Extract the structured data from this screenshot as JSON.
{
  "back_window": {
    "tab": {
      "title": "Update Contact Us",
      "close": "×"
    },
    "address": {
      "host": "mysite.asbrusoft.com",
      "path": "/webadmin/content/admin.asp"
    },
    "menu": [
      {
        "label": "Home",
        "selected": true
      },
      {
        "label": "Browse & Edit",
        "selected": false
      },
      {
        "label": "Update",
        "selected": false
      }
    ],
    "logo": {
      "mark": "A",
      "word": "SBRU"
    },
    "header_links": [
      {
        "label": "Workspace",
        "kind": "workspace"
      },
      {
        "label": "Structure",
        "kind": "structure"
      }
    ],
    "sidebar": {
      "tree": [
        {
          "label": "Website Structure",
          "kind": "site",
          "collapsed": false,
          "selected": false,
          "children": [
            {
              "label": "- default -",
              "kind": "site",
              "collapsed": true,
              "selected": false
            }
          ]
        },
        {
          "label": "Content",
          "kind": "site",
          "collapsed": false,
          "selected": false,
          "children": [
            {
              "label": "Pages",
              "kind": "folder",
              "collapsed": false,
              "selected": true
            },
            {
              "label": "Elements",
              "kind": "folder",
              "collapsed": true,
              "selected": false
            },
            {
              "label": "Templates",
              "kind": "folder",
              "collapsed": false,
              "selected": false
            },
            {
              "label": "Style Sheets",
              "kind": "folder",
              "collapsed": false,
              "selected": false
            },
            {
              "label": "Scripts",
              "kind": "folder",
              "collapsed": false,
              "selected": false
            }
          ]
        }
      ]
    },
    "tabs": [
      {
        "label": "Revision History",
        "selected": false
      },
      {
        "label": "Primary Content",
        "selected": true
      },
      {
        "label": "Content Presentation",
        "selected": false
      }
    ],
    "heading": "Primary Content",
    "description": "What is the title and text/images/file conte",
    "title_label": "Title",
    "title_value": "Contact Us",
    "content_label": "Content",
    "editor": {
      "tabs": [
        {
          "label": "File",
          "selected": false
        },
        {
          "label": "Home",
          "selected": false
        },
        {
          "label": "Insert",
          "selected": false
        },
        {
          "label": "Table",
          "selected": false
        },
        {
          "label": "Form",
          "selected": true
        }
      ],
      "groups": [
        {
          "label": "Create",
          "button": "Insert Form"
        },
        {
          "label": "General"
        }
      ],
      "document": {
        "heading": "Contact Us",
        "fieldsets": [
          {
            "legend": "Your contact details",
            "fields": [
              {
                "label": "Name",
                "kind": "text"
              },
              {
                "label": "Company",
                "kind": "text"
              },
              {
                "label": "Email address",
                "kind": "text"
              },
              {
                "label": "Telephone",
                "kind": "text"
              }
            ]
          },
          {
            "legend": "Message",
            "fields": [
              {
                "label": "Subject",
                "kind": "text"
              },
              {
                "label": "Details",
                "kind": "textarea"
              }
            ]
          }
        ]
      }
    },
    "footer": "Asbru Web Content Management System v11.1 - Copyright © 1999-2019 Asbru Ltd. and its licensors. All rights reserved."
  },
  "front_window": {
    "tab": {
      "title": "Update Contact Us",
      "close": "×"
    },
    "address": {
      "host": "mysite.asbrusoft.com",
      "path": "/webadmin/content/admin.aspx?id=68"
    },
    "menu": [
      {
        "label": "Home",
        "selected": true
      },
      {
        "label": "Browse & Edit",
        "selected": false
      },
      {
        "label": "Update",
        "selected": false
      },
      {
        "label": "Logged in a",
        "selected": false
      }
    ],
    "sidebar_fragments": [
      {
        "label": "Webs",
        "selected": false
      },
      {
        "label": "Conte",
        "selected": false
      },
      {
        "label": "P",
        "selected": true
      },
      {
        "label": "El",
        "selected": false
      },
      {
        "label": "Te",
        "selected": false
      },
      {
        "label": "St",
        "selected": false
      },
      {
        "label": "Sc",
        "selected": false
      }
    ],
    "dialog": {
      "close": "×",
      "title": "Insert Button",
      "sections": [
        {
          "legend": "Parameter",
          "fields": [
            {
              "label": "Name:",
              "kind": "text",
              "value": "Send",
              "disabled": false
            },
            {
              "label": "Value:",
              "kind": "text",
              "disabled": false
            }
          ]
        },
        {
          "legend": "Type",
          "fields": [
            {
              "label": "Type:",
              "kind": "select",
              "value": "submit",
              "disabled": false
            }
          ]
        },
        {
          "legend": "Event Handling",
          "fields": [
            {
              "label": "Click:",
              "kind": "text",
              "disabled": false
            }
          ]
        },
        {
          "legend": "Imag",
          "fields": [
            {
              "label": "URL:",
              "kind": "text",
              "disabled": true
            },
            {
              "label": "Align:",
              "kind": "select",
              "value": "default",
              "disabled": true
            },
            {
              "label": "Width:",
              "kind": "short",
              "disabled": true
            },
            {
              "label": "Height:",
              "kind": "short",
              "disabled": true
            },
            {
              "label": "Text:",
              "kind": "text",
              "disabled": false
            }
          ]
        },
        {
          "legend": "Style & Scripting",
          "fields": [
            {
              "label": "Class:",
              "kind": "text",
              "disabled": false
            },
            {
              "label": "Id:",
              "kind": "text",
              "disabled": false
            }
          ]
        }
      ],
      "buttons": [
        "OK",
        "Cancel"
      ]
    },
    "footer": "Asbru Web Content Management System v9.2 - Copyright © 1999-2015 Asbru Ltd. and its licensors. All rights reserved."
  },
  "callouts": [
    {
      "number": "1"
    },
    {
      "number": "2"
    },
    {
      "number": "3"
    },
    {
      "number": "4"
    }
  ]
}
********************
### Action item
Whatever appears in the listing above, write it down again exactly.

### Solved problem
Extract the structured data from this screenshot as JSON.
{
  "back_window": {
    "tab": {
      "title": "Update Contact Us",
      "close": "×"
    },
    "address": {
      "host": "mysite.asbrusoft.com",
      "path": "/webadmin/content/admin.asp"
    },
    "menu": [
      {
        "label": "Home",
        "selected": true
      },
      {
        "label": "Browse & Edit",
        "selected": false
      },
      {
        "label": "Update",
        "selected": false
      }
    ],
    "logo": {
      "mark": "A",
      "word": "SBRU"
    },
    "header_links": [
      {
        "label": "Workspace",
        "kind": "workspace"
      },
      {
        "label": "Structure",
        "kind": "structure"
      }
    ],
    "sidebar": {
      "tree": [
        {
          "label": "Website Structure",
          "kind": "site",
          "collapsed": false,
          "selected": false,
          "children": [
            {
              "label": "- default -",
              "kind": "site",
              "collapsed": true,
              "selected": false
            }
          ]
        },
        {
          "label": "Content",
          "kind": "site",
          "collapsed": false,
          "selected": false,
          "children": [
            {
              "label": "Pages",
              "kind": "folder",
              "collapsed": false,
              "selected": true
            },
            {
              "label": "Elements",
              "kind": "folder",
              "collapsed": true,
              "selected": false
            },
            {
              "label": "Templates",
              "kind": "folder",
              "collapsed": false,
              "selected": false
            },
            {
              "label": "Style Sheets",
              "kind": "folder",
              "collapsed": false,
              "selected": false
            },
            {
              "label": "Scripts",
              "kind": "folder",
              "collapsed": false,
              "selected": false
            }
          ]
        }
      ]
    },
    "tabs": [
      {
        "label": "Revision History",
        "selected": false
      },
      {
        "label": "Primary Content",
        "selected": true
      },
      {
        "label": "Content Presentation",
        "selected": false
      }
    ],
    "heading": "Primary Content",
    "description": "What is the title and text/images/file conte",
    "title_label": "Title",
    "title_value": "Contact Us",
    "content_label": "Content",
    "editor": {
      "tabs": [
        {
          "label": "File",
          "selected": false
        },
        {
          "label": "Home",
          "selected": false
        },
        {
          "label": "Insert",
          "selected": false
        },
        {
          "label": "Table",
          "selected": false
        },
        {
          "label": "Form",
          "selected": true
        }
      ],
      "groups": [
        {
          "label": "Create",
          "button": "Insert Form"
        },
        {
          "label": "General"
        }
      ],
      "document": {
        "heading": "Contact Us",
        "fieldsets": [
          {
            "legend": "Your contact details",
            "fields": [
              {
                "label": "Name",
                "kind": "text"
              },
              {
                "label": "Company",
                "kind": "text"
              },
              {
                "label": "Email address",
                "kind": "text"
              },
              {
                "label": "Telephone",
                "kind": "text"
              }
            ]
          },
          {
            "legend": "Message",
            "fields": [
              {
                "label": "Subject",
                "kind": "text"
              },
              {
                "label": "Details",
                "kind": "textarea"
              }
            ]
          }
        ]
      }
    },
    "footer": "Asbru Web Content Management System v11.1 - Copyright © 1999-2019 Asbru Ltd. and its licensors. All rights reserved."
  },
  "front_window": {
    "tab": {
      "title": "Update Contact Us",
      "close": "×"
    },
    "address": {
      "host": "mysite.asbrusoft.com",
      "path": "/webadmin/content/admin.aspx?id=68"
    },
    "menu": [
      {
        "label": "Home",
        "selected": true
      },
      {
        "label": "Browse & Edit",
        "selected": false
      },
      {
        "label": "Update",
        "selected": false
      },
      {
        "label": "Logged in a",
        "selected": false
      }
    ],
    "sidebar_fragments": [
      {
        "label": "Webs",
        "selected": false
      },
      {
        "label": "Conte",
        "selected": false
      },
      {
        "label": "P",
        "selected": true
      },
      {
        "label": "El",
        "selected": false
      },
      {
        "label": "Te",
        "selected": false
      },
      {
        "label": "St",
        "selected": false
      },
      {
        "label": "Sc",
        "selected": false
      }
    ],
    "dialog": {
      "close": "×",
      "title": "Insert Button",
      "sections": [
        {
          "legend": "Parameter",
          "fields": [
            {
              "label": "Name:",
              "kind": "text",
              "value": "Send",
              "disabled": false
            },
            {
              "label": "Value:",
              "kind": "text",
              "disabled": false
            }
          ]
        },
        {
          "legend": "Type",
          "fields": [
            {
              "label": "Type:",
              "kind": "select",
              "value": "submit",
              "disabled": false
            }
          ]
        },
        {
          "legend": "Event Handling",
          "fields": [
            {
              "label": "Click:",
              "kind": "text",
              "disabled": false
            }
          ]
        },
        {
          "legend": "Imag",
          "fields": [
            {
              "label": "URL:",
              "kind": "text",
              "disabled": true
            },
            {
              "label": "Align:",
              "kind": "select",
              "value": "default",
              "disabled": true
            },
            {
              "label": "Width:",
              "kind": "short",
              "disabled": true
            },
            {
              "label": "Height:",
              "kind": "short",
              "disabled": true
            },
            {
              "label": "Text:",
              "kind": "text",
              "disabled": false
            }
          ]
        },
        {
          "legend": "Style & Scripting",
          "fields": [
            {
              "label": "Class:",
              "kind": "text",
              "disabled": false
            },
            {
              "label": "Id:",
              "kind": "text",
              "disabled": false
            }
          ]
        }
      ],
      "buttons": [
        "OK",
        "Cancel"
      ]
    },
    "footer": "Asbru Web Content Management System v9.2 - Copyright © 1999-2015 Asbru Ltd. and its licensors. All rights reserved."
  },
  "callouts": [
    {
      "number": "1"
    },
    {
      "number": "2"
    },
    {
      "number": "3"
    },
    {
      "number": "4"
    }
  ]
}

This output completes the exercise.